The Railway Children. I think I read this because I loved The Boxcar Children and the similarity in names made me pick it up. I recall enjoying it but not remembering a lot about it, but it's still one of those books I think of when I think of E. Nesbit. Knowing more about her and her social views, this book makes more sense as an adult too - there is a Russian exile who was persecuted for writing a book about how to help poor people. Per Wikipedia, there were a couple friends of E. Nesbit who had similar circumstances that likely inspired this piece of the book.
The Story of the Treasure Seekers. The first of 3 books about the Bastables, and while I get that it is the most well-known probably, I tend to think of the others listed here before I think of this one. That doesn't mean I didn't love this one - I totally did. I revisit The Enchanted Castle more than any others and needed to mention it first! This is a story of six siblings trying to get their family fortune back.
E. Nesbit had a fascinating and complicated life, and we received a lot of amazing children's literature out of it that influenced reams of famous authors who in turn influenced more authors, many of whom are responsible for the awesome books we're still reading every day. If you are looking for some books to influence a great kid - or if you just want to read some classics, E. Nesbit is a great place to start.
“Ladylike is the beastliest word there is, I think. If a girl isn't a lady, it isn't worth while to be only like one, she'd better let it alone and be a free and happy bounder.”
“I think everyone in the world is friends if you can only get them to see you don't want to be un-friends.”
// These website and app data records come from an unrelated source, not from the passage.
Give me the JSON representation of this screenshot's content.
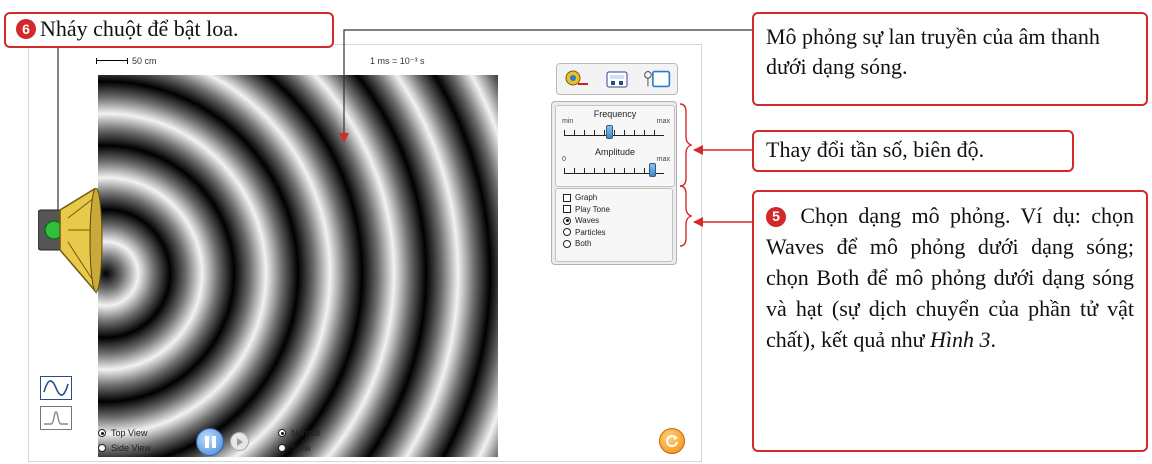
{
  "simulation": {
    "scale_label": "50 cm",
    "time_scale_label": "1 ms = 10⁻³ s",
    "controls": {
      "frequency_label": "Frequency",
      "amplitude_label": "Amplitude",
      "freq_min": "min",
      "freq_max": "max",
      "amp_min": "0",
      "amp_max": "max",
      "frequency_level": 0.45,
      "amplitude_level": 0.88
    },
    "options": {
      "graph": "Graph",
      "play_tone": "Play Tone",
      "waves": "Waves",
      "particles": "Particles",
      "both": "Both",
      "selected": "Waves"
    },
    "view": {
      "top": "Top View",
      "side": "Side View",
      "selected": "Top View"
    },
    "speed": {
      "normal": "Normal",
      "slow": "Slow",
      "selected": "Normal"
    },
    "icons": [
      "speaker-measure-icon",
      "stopwatch-icon",
      "pressure-meter-icon",
      "sine-wave-icon",
      "pulse-wave-icon",
      "pause-icon",
      "step-icon",
      "reset-icon"
    ],
    "colors": {
      "accent_blue": "#3d82d6",
      "reset_orange": "#ef8a12"
    }
  },
  "callouts": {
    "step6_number": "6",
    "step6_text": "Nháy chuột để bật loa.",
    "propagation_text": "Mô phỏng sự lan truyền của âm thanh dưới dạng sóng.",
    "frequency_amplitude_text": "Thay đổi tần số, biên độ.",
    "step5_number": "5",
    "step5_text": " Chọn dạng mô phỏng. Ví dụ: chọn Waves để mô phỏng dưới dạng sóng; chọn Both để mô phỏng dưới dạng sóng và hạt (sự dịch chuyển của phần tử vật chất), kết quả như ",
    "step5_ref": "Hình 3",
    "step5_end": ".",
    "color": "#d22a2a"
  }
}
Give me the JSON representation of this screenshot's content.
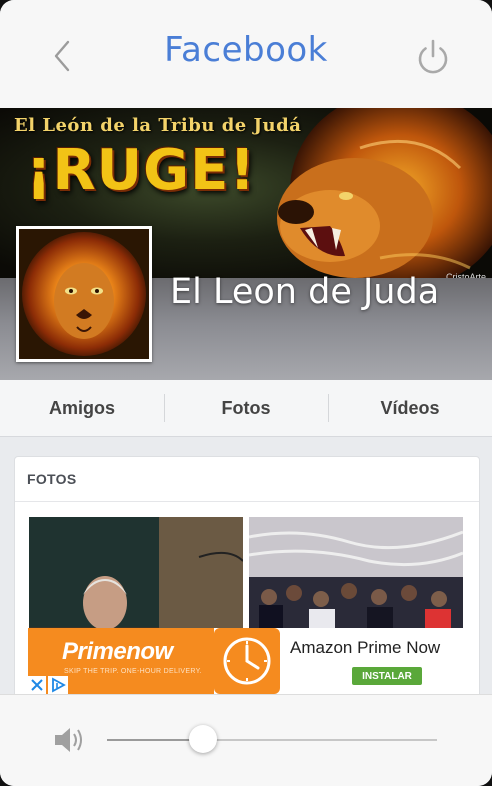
{
  "header": {
    "title": "Facebook"
  },
  "cover": {
    "tagline": "El León de la Tribu de Judá",
    "headline": "¡RUGE!",
    "credit": "CristoArte",
    "page_name": "El Leon de Juda"
  },
  "tabs": [
    {
      "label": "Amigos"
    },
    {
      "label": "Fotos"
    },
    {
      "label": "Vídeos"
    }
  ],
  "photos": {
    "heading": "FOTOS"
  },
  "ad": {
    "brand": "Primenow",
    "tagline": "SKIP THE TRIP. ONE-HOUR DELIVERY.",
    "title": "Amazon Prime Now",
    "install_label": "INSTALAR"
  },
  "volume": {
    "level": 0.29
  },
  "colors": {
    "title_blue": "#4a7ed6",
    "ad_orange": "#f58b1f",
    "install_green": "#5aa83a"
  }
}
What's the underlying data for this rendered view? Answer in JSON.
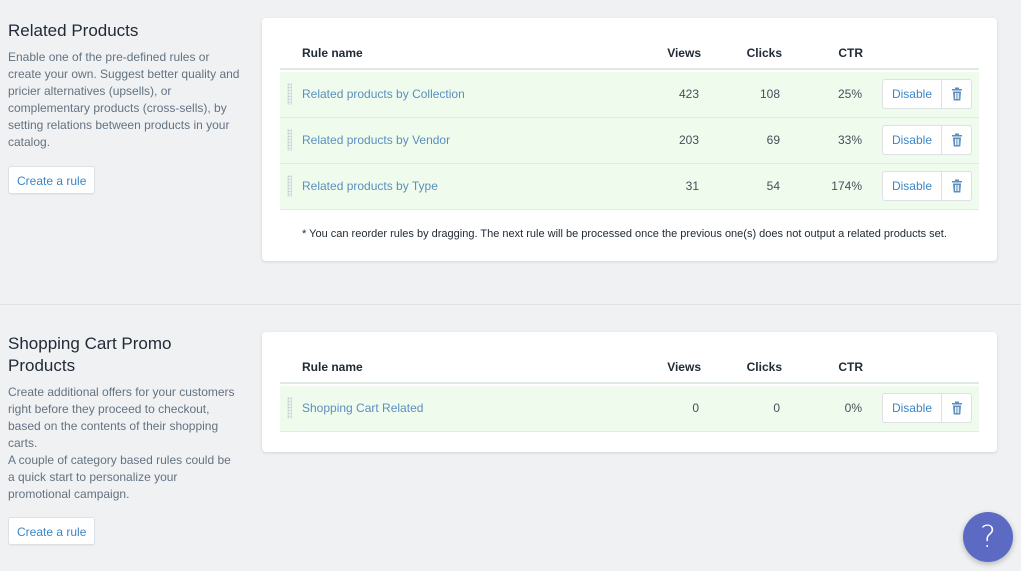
{
  "related": {
    "title": "Related Products",
    "description": "Enable one of the pre-defined rules or create your own. Suggest better quality and pricier alternatives (upsells), or complementary products (cross-sells), by setting relations between products in your catalog.",
    "create_label": "Create a rule",
    "columns": {
      "name": "Rule name",
      "views": "Views",
      "clicks": "Clicks",
      "ctr": "CTR"
    },
    "rows": [
      {
        "name": "Related products by Collection",
        "views": "423",
        "clicks": "108",
        "ctr": "25%",
        "action": "Disable"
      },
      {
        "name": "Related products by Vendor",
        "views": "203",
        "clicks": "69",
        "ctr": "33%",
        "action": "Disable"
      },
      {
        "name": "Related products by Type",
        "views": "31",
        "clicks": "54",
        "ctr": "174%",
        "action": "Disable"
      }
    ],
    "note": "* You can reorder rules by dragging. The next rule will be processed once the previous one(s) does not output a related products set."
  },
  "cart": {
    "title_line1": "Shopping Cart Promo",
    "title_line2": "Products",
    "description_1": "Create additional offers for your customers right before they proceed to checkout, based on the contents of their shopping carts.",
    "description_2": "A couple of category based rules could be a quick start to personalize your promotional campaign.",
    "create_label": "Create a rule",
    "columns": {
      "name": "Rule name",
      "views": "Views",
      "clicks": "Clicks",
      "ctr": "CTR"
    },
    "rows": [
      {
        "name": "Shopping Cart Related",
        "views": "0",
        "clicks": "0",
        "ctr": "0%",
        "action": "Disable"
      }
    ]
  },
  "help": {
    "label": "?"
  },
  "icons": {
    "trash": "trash-icon",
    "drag": "drag-handle-icon",
    "help": "question-mark-icon"
  },
  "colors": {
    "link": "#3a86c8",
    "row_bg": "#effbec",
    "help_bg": "#5c6ac4"
  }
}
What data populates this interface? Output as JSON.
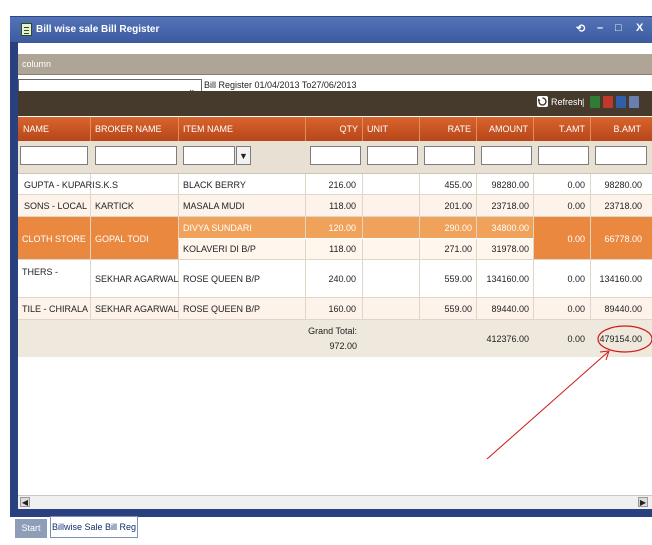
{
  "window": {
    "title": "Bill wise sale Bill Register",
    "controls": [
      "⟲",
      "–",
      "□",
      "X"
    ]
  },
  "column_bar": {
    "label": "column"
  },
  "report": {
    "title": "Bill Register 01/04/2013 To27/06/2013"
  },
  "toolbar": {
    "refresh_label": "Refresh",
    "separator": "|"
  },
  "filter_button": "▼",
  "columns": [
    "NAME",
    "BROKER NAME",
    "ITEM NAME",
    "QTY",
    "UNIT",
    "RATE",
    "AMOUNT",
    "T.AMT",
    "B.AMT"
  ],
  "rows": [
    {
      "name": "GUPTA - KUPARI",
      "broker": "S.K.S",
      "item": "BLACK BERRY",
      "qty": "216.00",
      "unit": "",
      "rate": "455.00",
      "amount": "98280.00",
      "tamt": "0.00",
      "bamt": "98280.00"
    },
    {
      "name": "SONS - LOCAL",
      "broker": "KARTICK",
      "item": "MASALA MUDI",
      "qty": "118.00",
      "unit": "",
      "rate": "201.00",
      "amount": "23718.00",
      "tamt": "0.00",
      "bamt": "23718.00"
    },
    {
      "name": "CLOTH STORE",
      "broker": "GOPAL TODI",
      "item": "DIVYA SUNDARI",
      "qty": "120.00",
      "unit": "",
      "rate": "290.00",
      "amount": "34800.00",
      "tamt": "0.00",
      "bamt": "66778.00",
      "item2": "KOLAVERI DI B/P",
      "qty2": "118.00",
      "rate2": "271.00",
      "amount2": "31978.00"
    },
    {
      "name": "THERS -",
      "broker": "SEKHAR AGARWAL",
      "item": "ROSE QUEEN B/P",
      "qty": "240.00",
      "unit": "",
      "rate": "559.00",
      "amount": "134160.00",
      "tamt": "0.00",
      "bamt": "134160.00"
    },
    {
      "name": "TILE - CHIRALA",
      "broker": "SEKHAR AGARWAL",
      "item": "ROSE QUEEN B/P",
      "qty": "160.00",
      "unit": "",
      "rate": "559.00",
      "amount": "89440.00",
      "tamt": "0.00",
      "bamt": "89440.00"
    }
  ],
  "totals": {
    "label": "Grand Total:",
    "qty": "972.00",
    "amount": "412376.00",
    "tamt": "0.00",
    "bamt": "479154.00"
  },
  "taskbar": {
    "start": "Start",
    "tab": "Billwise Sale Bill Reg"
  },
  "colors": {
    "header": "#c8521f",
    "selected_row": "#f0a15a",
    "titlebar": "#4a69ae",
    "annotation": "#d01818"
  }
}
Heathyr Fields was raised in a small town in Washington state in the US, but was firmly convinced she belonged in a magical British boarding school. A childhood spent sipping at the well of Britain's best children's lit authors meant she had "Ideas" about the proper way to spell "colour" and "theatre" and the like in opposition those held by the tyrants controlling her grades. Now well past the age of graduation, she cheerfully adds the u's and reverse the "ers" to her heart's content. Maybe some day she'll even get a passport so she can do a thorough inspection of antique wardrobes. Until then, online snark and accolades will be her hallmark.